Studebaker does not present radically novel ideas, but throughout his book he clearly elucidates many themes that preoccupy contemporary Pentecostal thought. One value of Studebaker’s argument is his ability to weave these concerns together to show their interrelatedness. Additionally, he offers notable insight to see the implications of these concerns for a robust trinitarian theology. Readers who tend to follow a Barthian approach to theology, however, may find his pneuma-centric method troubling. Nevertheless, it offers a challenge, which is deserving of consideration, to the Barthian school, who emphasize beginning with Christology.
My only significant critique is that some parts of Studebaker’s book could benefit from further clarification and elaboration. For example, when addressing Evangelical theology, he doesn’t provide a thorough rationale why he mainly focuses upon Edwards’ theology. A more thorough justification of this, particularly if it provided the foundation for contemporary Evangelical thought, would have been helpful. Moreover, in chapter six and seven Studebaker does not flesh-out how these ideas help us to understand the Spirit in relation to the trinity. He advocates a method that he does not fully advance.

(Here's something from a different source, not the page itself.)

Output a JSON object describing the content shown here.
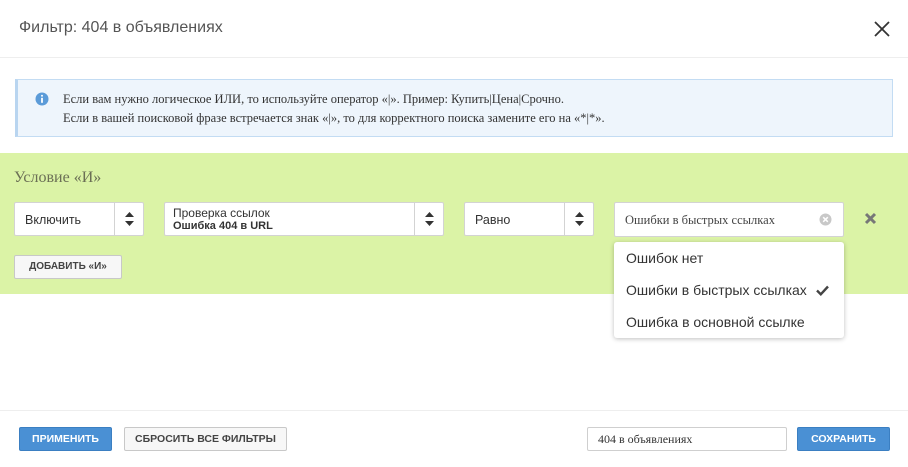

But, ultimately, Studebaker’s book presents a provocative proposal, and many readers will find this to be a valuable window into the current state, and possibly the future, of Pentecostal theology.
Reviewed by David Bradnick